Line by line, output the entries below exactly as they appear.

SUPPLIED DATA
++++++++++++++++++++

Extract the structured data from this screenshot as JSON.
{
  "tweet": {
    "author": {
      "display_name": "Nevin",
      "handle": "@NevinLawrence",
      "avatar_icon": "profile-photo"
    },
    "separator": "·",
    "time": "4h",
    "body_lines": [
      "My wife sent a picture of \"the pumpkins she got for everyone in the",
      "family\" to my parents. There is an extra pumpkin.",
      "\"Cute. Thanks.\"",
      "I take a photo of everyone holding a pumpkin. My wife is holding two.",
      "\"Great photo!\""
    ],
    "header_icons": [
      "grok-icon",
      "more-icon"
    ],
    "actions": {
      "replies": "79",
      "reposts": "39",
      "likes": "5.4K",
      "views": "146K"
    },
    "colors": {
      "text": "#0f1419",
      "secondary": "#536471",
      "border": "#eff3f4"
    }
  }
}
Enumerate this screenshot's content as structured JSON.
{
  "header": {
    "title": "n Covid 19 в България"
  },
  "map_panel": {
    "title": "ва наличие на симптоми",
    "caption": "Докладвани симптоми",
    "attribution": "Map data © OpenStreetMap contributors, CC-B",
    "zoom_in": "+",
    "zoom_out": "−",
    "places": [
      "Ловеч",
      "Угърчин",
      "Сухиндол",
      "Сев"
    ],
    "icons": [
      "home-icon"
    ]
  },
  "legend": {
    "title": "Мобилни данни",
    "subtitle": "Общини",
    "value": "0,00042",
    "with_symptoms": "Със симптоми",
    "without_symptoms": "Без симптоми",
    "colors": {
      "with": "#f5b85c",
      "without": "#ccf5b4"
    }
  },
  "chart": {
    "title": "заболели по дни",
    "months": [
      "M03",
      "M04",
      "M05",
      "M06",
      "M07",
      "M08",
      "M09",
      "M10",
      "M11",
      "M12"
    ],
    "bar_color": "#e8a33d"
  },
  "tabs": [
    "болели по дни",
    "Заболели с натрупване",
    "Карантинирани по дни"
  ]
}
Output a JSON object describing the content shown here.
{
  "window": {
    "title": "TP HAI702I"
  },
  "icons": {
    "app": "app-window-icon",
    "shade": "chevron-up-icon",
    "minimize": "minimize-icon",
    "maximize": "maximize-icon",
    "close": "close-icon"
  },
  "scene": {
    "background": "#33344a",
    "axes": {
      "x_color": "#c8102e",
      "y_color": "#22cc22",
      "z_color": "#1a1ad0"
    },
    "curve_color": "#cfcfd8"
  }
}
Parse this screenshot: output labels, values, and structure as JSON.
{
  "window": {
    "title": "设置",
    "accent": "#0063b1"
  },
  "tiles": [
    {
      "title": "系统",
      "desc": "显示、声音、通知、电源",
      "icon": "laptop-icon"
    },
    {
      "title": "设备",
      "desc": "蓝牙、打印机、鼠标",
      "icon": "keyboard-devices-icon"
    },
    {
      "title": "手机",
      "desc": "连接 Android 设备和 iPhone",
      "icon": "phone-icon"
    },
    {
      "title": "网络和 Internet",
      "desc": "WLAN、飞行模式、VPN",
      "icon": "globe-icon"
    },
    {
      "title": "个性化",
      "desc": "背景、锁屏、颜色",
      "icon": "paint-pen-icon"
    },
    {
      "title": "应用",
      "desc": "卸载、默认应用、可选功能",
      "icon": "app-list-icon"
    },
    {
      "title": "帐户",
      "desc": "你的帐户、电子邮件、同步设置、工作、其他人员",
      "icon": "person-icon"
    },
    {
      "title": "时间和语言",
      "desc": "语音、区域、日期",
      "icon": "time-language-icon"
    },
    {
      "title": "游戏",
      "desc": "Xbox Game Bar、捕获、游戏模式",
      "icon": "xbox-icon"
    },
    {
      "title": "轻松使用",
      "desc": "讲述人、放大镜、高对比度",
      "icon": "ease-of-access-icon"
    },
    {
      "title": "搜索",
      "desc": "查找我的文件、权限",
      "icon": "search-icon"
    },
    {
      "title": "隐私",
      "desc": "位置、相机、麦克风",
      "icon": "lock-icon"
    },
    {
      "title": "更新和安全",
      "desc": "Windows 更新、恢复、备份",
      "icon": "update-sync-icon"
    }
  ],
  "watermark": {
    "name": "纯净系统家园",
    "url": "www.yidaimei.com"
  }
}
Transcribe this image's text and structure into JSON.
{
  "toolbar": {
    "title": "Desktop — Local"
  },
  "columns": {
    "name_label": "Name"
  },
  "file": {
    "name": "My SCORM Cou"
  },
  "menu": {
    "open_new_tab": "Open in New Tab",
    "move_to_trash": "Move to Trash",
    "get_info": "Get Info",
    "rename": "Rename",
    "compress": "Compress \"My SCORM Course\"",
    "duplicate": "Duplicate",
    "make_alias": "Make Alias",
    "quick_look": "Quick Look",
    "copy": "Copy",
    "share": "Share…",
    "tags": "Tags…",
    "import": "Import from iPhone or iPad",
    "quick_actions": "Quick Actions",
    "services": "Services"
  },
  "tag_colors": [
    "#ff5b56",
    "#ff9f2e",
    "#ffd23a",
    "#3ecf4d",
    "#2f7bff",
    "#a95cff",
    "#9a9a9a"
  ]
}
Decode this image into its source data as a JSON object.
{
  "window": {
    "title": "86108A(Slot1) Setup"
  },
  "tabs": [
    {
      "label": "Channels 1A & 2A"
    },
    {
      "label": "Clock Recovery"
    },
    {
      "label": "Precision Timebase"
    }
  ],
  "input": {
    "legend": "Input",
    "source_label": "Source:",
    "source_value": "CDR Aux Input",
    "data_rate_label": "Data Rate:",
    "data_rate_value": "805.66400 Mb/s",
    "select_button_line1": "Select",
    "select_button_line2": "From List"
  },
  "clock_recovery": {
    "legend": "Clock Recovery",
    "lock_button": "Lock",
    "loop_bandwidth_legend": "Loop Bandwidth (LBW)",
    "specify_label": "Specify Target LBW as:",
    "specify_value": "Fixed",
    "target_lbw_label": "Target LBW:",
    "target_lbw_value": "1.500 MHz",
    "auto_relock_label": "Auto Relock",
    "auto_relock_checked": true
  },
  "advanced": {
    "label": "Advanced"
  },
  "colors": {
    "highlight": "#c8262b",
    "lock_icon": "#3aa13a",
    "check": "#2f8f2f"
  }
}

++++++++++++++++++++

ANSWER FOR THIS EXERCISE
Extract the structured data from this screenshot as JSON.
{
  "tweet": {
    "author": {
      "display_name": "Nevin",
      "handle": "@NevinLawrence",
      "avatar_icon": "profile-photo"
    },
    "separator": "·",
    "time": "4h",
    "body_lines": [
      "My wife sent a picture of \"the pumpkins she got for everyone in the",
      "family\" to my parents. There is an extra pumpkin.",
      "\"Cute. Thanks.\"",
      "I take a photo of everyone holding a pumpkin. My wife is holding two.",
      "\"Great photo!\""
    ],
    "header_icons": [
      "grok-icon",
      "more-icon"
    ],
    "actions": {
      "replies": "79",
      "reposts": "39",
      "likes": "5.4K",
      "views": "146K"
    },
    "colors": {
      "text": "#0f1419",
      "secondary": "#536471",
      "border": "#eff3f4"
    }
  }
}
Enumerate this screenshot's content as structured JSON.
{
  "header": {
    "title": "n Covid 19 в България"
  },
  "map_panel": {
    "title": "ва наличие на симптоми",
    "caption": "Докладвани симптоми",
    "attribution": "Map data © OpenStreetMap contributors, CC-B",
    "zoom_in": "+",
    "zoom_out": "−",
    "places": [
      "Ловеч",
      "Угърчин",
      "Сухиндол",
      "Сев"
    ],
    "icons": [
      "home-icon"
    ]
  },
  "legend": {
    "title": "Мобилни данни",
    "subtitle": "Общини",
    "value": "0,00042",
    "with_symptoms": "Със симптоми",
    "without_symptoms": "Без симптоми",
    "colors": {
      "with": "#f5b85c",
      "without": "#ccf5b4"
    }
  },
  "chart": {
    "title": "заболели по дни",
    "months": [
      "M03",
      "M04",
      "M05",
      "M06",
      "M07",
      "M08",
      "M09",
      "M10",
      "M11",
      "M12"
    ],
    "bar_color": "#e8a33d"
  },
  "tabs": [
    "болели по дни",
    "Заболели с натрупване",
    "Карантинирани по дни"
  ]
}
Output a JSON object describing the content shown here.
{
  "window": {
    "title": "TP HAI702I"
  },
  "icons": {
    "app": "app-window-icon",
    "shade": "chevron-up-icon",
    "minimize": "minimize-icon",
    "maximize": "maximize-icon",
    "close": "close-icon"
  },
  "scene": {
    "background": "#33344a",
    "axes": {
      "x_color": "#c8102e",
      "y_color": "#22cc22",
      "z_color": "#1a1ad0"
    },
    "curve_color": "#cfcfd8"
  }
}
Parse this screenshot: output labels, values, and structure as JSON.
{
  "window": {
    "title": "设置",
    "accent": "#0063b1"
  },
  "tiles": [
    {
      "title": "系统",
      "desc": "显示、声音、通知、电源",
      "icon": "laptop-icon"
    },
    {
      "title": "设备",
      "desc": "蓝牙、打印机、鼠标",
      "icon": "keyboard-devices-icon"
    },
    {
      "title": "手机",
      "desc": "连接 Android 设备和 iPhone",
      "icon": "phone-icon"
    },
    {
      "title": "网络和 Internet",
      "desc": "WLAN、飞行模式、VPN",
      "icon": "globe-icon"
    },
    {
      "title": "个性化",
      "desc": "背景、锁屏、颜色",
      "icon": "paint-pen-icon"
    },
    {
      "title": "应用",
      "desc": "卸载、默认应用、可选功能",
      "icon": "app-list-icon"
    },
    {
      "title": "帐户",
      "desc": "你的帐户、电子邮件、同步设置、工作、其他人员",
      "icon": "person-icon"
    },
    {
      "title": "时间和语言",
      "desc": "语音、区域、日期",
      "icon": "time-language-icon"
    },
    {
      "title": "游戏",
      "desc": "Xbox Game Bar、捕获、游戏模式",
      "icon": "xbox-icon"
    },
    {
      "title": "轻松使用",
      "desc": "讲述人、放大镜、高对比度",
      "icon": "ease-of-access-icon"
    },
    {
      "title": "搜索",
      "desc": "查找我的文件、权限",
      "icon": "search-icon"
    },
    {
      "title": "隐私",
      "desc": "位置、相机、麦克风",
      "icon": "lock-icon"
    },
    {
      "title": "更新和安全",
      "desc": "Windows 更新、恢复、备份",
      "icon": "update-sync-icon"
    }
  ],
  "watermark": {
    "name": "纯净系统家园",
    "url": "www.yidaimei.com"
  }
}
Transcribe this image's text and structure into JSON.
{
  "toolbar": {
    "title": "Desktop — Local"
  },
  "columns": {
    "name_label": "Name"
  },
  "file": {
    "name": "My SCORM Cou"
  },
  "menu": {
    "open_new_tab": "Open in New Tab",
    "move_to_trash": "Move to Trash",
    "get_info": "Get Info",
    "rename": "Rename",
    "compress": "Compress \"My SCORM Course\"",
    "duplicate": "Duplicate",
    "make_alias": "Make Alias",
    "quick_look": "Quick Look",
    "copy": "Copy",
    "share": "Share…",
    "tags": "Tags…",
    "import": "Import from iPhone or iPad",
    "quick_actions": "Quick Actions",
    "services": "Services"
  },
  "tag_colors": [
    "#ff5b56",
    "#ff9f2e",
    "#ffd23a",
    "#3ecf4d",
    "#2f7bff",
    "#a95cff",
    "#9a9a9a"
  ]
}
Decode this image into its source data as a JSON object.
{
  "window": {
    "title": "86108A(Slot1) Setup"
  },
  "tabs": [
    {
      "label": "Channels 1A & 2A"
    },
    {
      "label": "Clock Recovery"
    },
    {
      "label": "Precision Timebase"
    }
  ],
  "input": {
    "legend": "Input",
    "source_label": "Source:",
    "source_value": "CDR Aux Input",
    "data_rate_label": "Data Rate:",
    "data_rate_value": "805.66400 Mb/s",
    "select_button_line1": "Select",
    "select_button_line2": "From List"
  },
  "clock_recovery": {
    "legend": "Clock Recovery",
    "lock_button": "Lock",
    "loop_bandwidth_legend": "Loop Bandwidth (LBW)",
    "specify_label": "Specify Target LBW as:",
    "specify_value": "Fixed",
    "target_lbw_label": "Target LBW:",
    "target_lbw_value": "1.500 MHz",
    "auto_relock_label": "Auto Relock",
    "auto_relock_checked": true
  },
  "advanced": {
    "label": "Advanced"
  },
  "colors": {
    "highlight": "#c8262b",
    "lock_icon": "#3aa13a",
    "check": "#2f8f2f"
  }
}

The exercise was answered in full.